PCMark also provides such trace based testing, but manufacturers rarely spec their drives with the newer versions as they no longer solely test storage.

One question I hear alot in the community is the affect of an SSD on game load times.

There is also a role for manual file copy tests. This is simply a timed test manually using a watch or helper utility to assert the total time taken to copy files to/from the SSD or to even compress files via ZIP/RAR. The issue with this type of testing is the wide variety and variability of windows systems, with the specific environment and hardware configuration affecting the result. Whereas with a specific benchmark utility there is more control over the end result especially with the tools from Bapco and Futuremark. The copy test answers a very important question, how well does my SSD copy files of varying sizes in the real world. Entry level SSDs such as Crucial’s BX200 and OCZ’s Trion and several others which used Planar TLC NAND and a weaker controller and cache setup were caught out by such tests, where certain large files such as a typical several gigabyte video file overwhelmed the SSD. Even on the other end of the spectrum, Samsung’s enthusiast/performance oriented 960 EVO ‘only’ has a 48 GB cache for the 1TB model, meaning extremely large files will be transferred at lower than advertised speeds.

In their recent tests, Anandtech have resorted to measuring power consumption for some specific file I/O workloads. I am not sure this is relevant or that people care what the power consumption of a SATA drive is. For a NVME drive in the M.2 or PCI-E Add in Card Format this is more relevant as heat generation is a product of power and a cooler running controller means better performance from less throttling. For a NVME drive this does make significant differences. Smaller, less power consuming silicon can also be cheaper to make and sell. On an engineering curiosity level this information is interesting and useful but the power consumption of SSDs generally is 'resonable' especially given the small PCBs many use, their cost and performance.

Allyn Malventano at PCPER wrote his own custom test software which is going beyond the call of duty to ensure repeatability between drives and to test different weighted workloads. But again this approach has it's limitations. It is proprietary and does not answer questions about experience with real world applications and scenarios.
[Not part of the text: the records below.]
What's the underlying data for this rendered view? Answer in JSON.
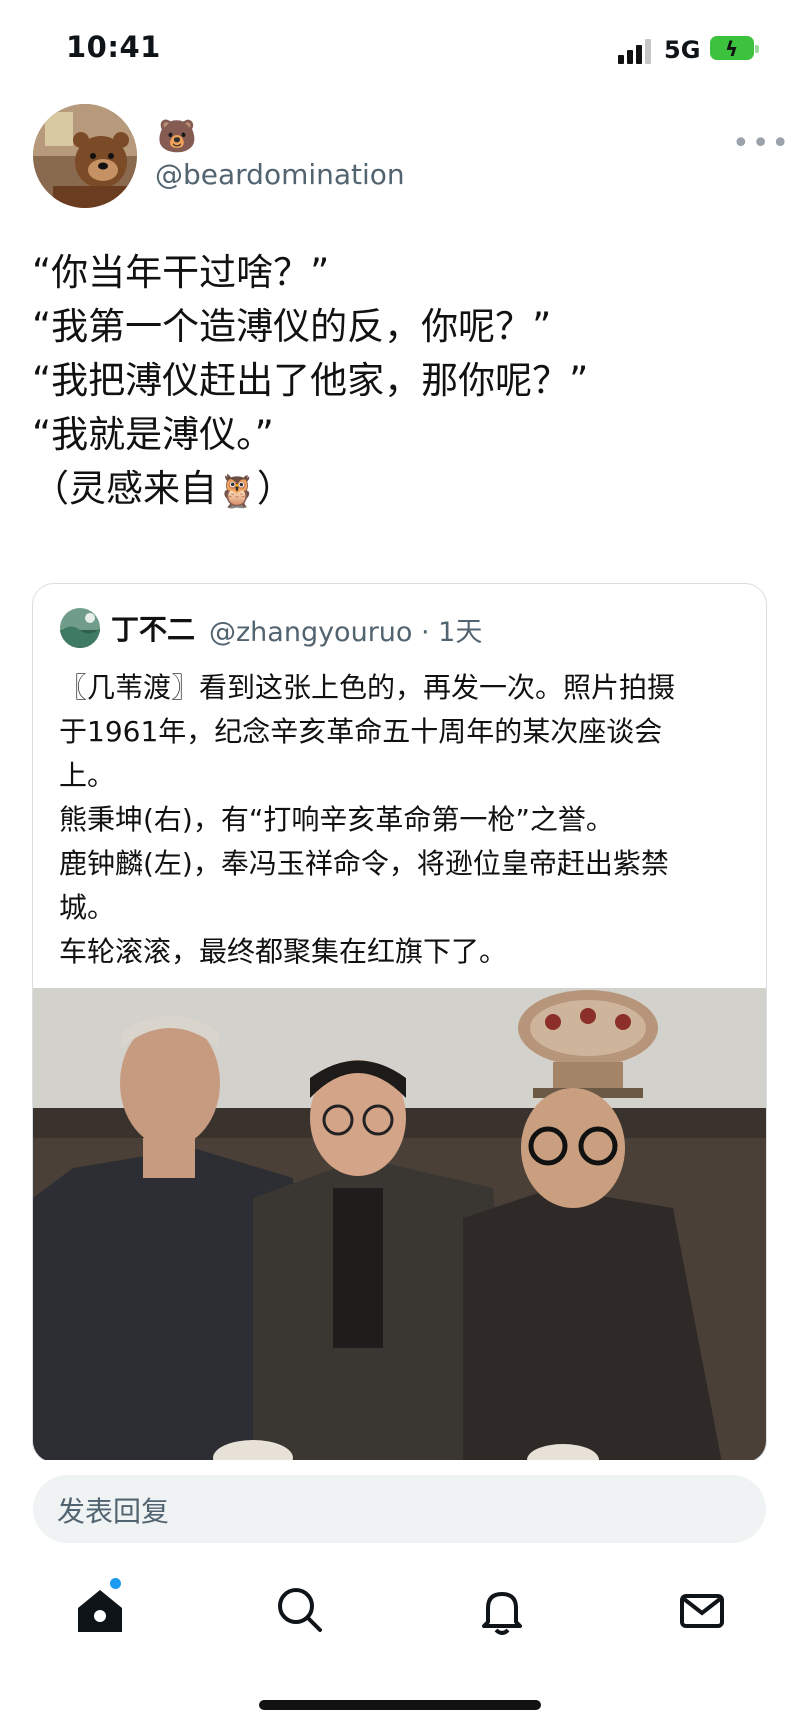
{
  "status_bar": {
    "time": "10:41",
    "network": "5G",
    "battery_icon": "battery-charging-icon",
    "signal_icon": "signal-bars-icon"
  },
  "tweet": {
    "author_emoji": "🐻",
    "handle": "@beardomination",
    "more_icon": "more-dots-icon",
    "lines": [
      "“你当年干过啥？”",
      "“我第一个造溥仪的反，你呢？”",
      "“我把溥仪赶出了他家，那你呢？”",
      "“我就是溥仪。”",
      "（灵感来自"
    ],
    "line5_emoji": "🦉",
    "line5_end": "）"
  },
  "quoted": {
    "name": "丁不二",
    "handle": "@zhangyouruo · 1天",
    "lines": [
      "〖几苇渡〗看到这张上色的，再发一次。照片拍摄",
      "于1961年，纪念辛亥革命五十周年的某次座谈会",
      "上。",
      "熊秉坤(右)，有“打响辛亥革命第一枪”之誉。",
      "鹿钟麟(左)，奉冯玉祥命令，将逊位皇帝赶出紫禁",
      "城。",
      "车轮滚滚，最终都聚集在红旗下了。"
    ]
  },
  "reply": {
    "placeholder": "发表回复"
  },
  "tabbar": {
    "icons": [
      "home-icon",
      "search-icon",
      "notifications-icon",
      "messages-icon"
    ],
    "accent": "#1d9bf0"
  }
}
PC hardware reviews need to strike a balance of being concise, delivering scientific test results and relaying the right message to their audience. The majority of publications get one of more of these right but rarely does one get all of these right. It is all of our responsively to strive to be better but unfortunately some more mainstream household name 'technology' blogs (Not PC hardware) don't take this as seriously as they see their role in the grand scheme of things as news reporters not testers or analysts. The manufacturer is always right (!) and they think it is their job to be completely objective from the product they are writing about. Diving into the depths of a product is not seen as objective to some.
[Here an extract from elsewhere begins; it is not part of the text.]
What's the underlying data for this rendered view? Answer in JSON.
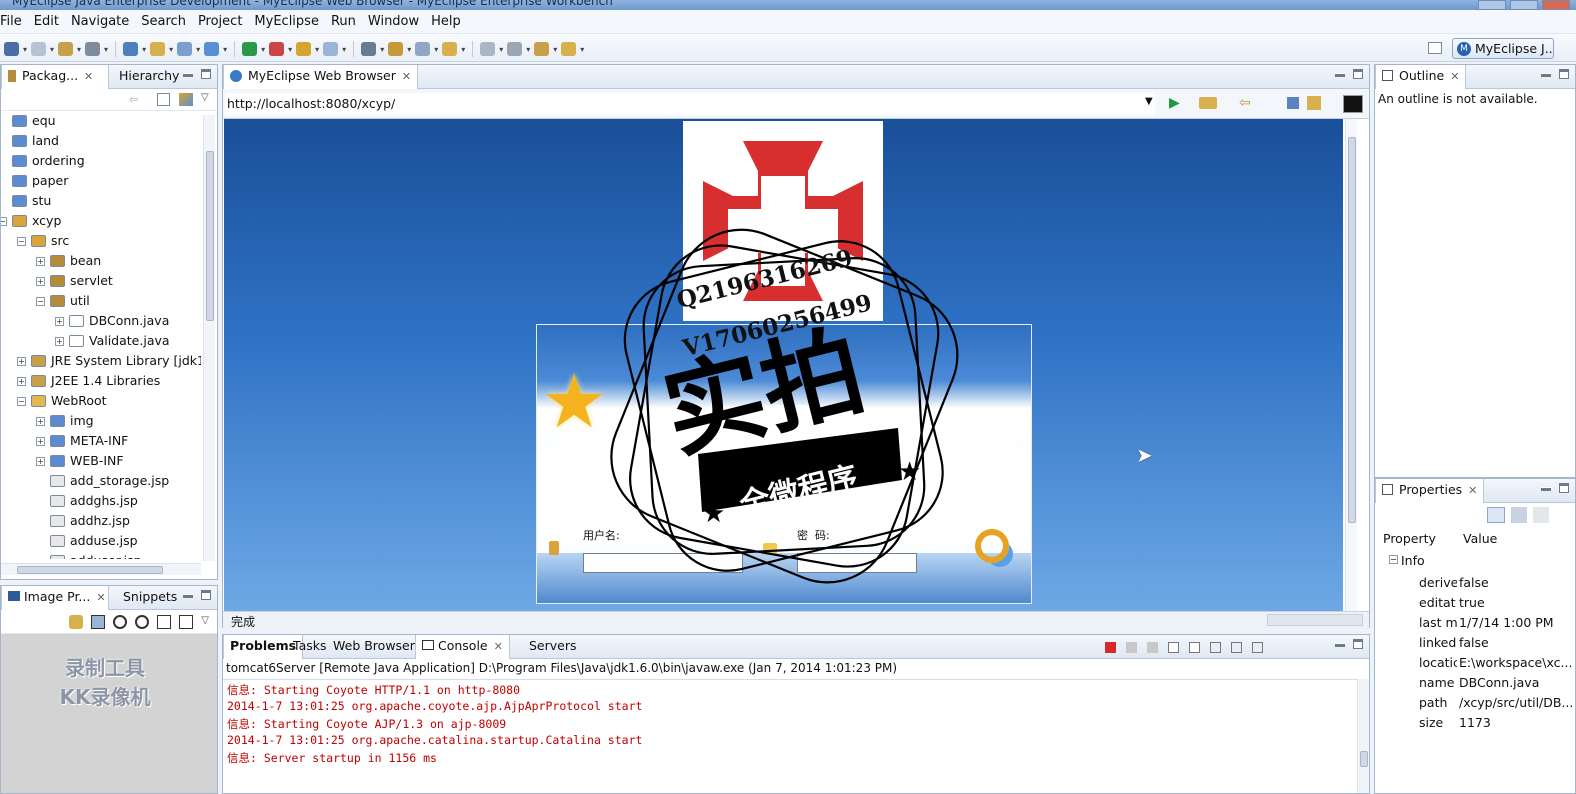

I am constantly researching and testing different methods of testing SSDs and this takes alot of time. I have to present something in the meantime therefore there is a typical mix of benchmarks in this review. More applicable real world use cases not only provide more relevance and meaning to what I am reviewing, but may even be easier to test on a repeatability point of view. 

End users want questions answered such as 'will my game load faster on a SSD', indeed some even swap in a SSD for their consoles. It is the job of a professional review to answer this question or at least to best of ability.  This review would even have been more accurate if I had compared the same capacity for all drives tested but that simply is not possible due to what drives we have on hand or have been sampled by the manufacturers.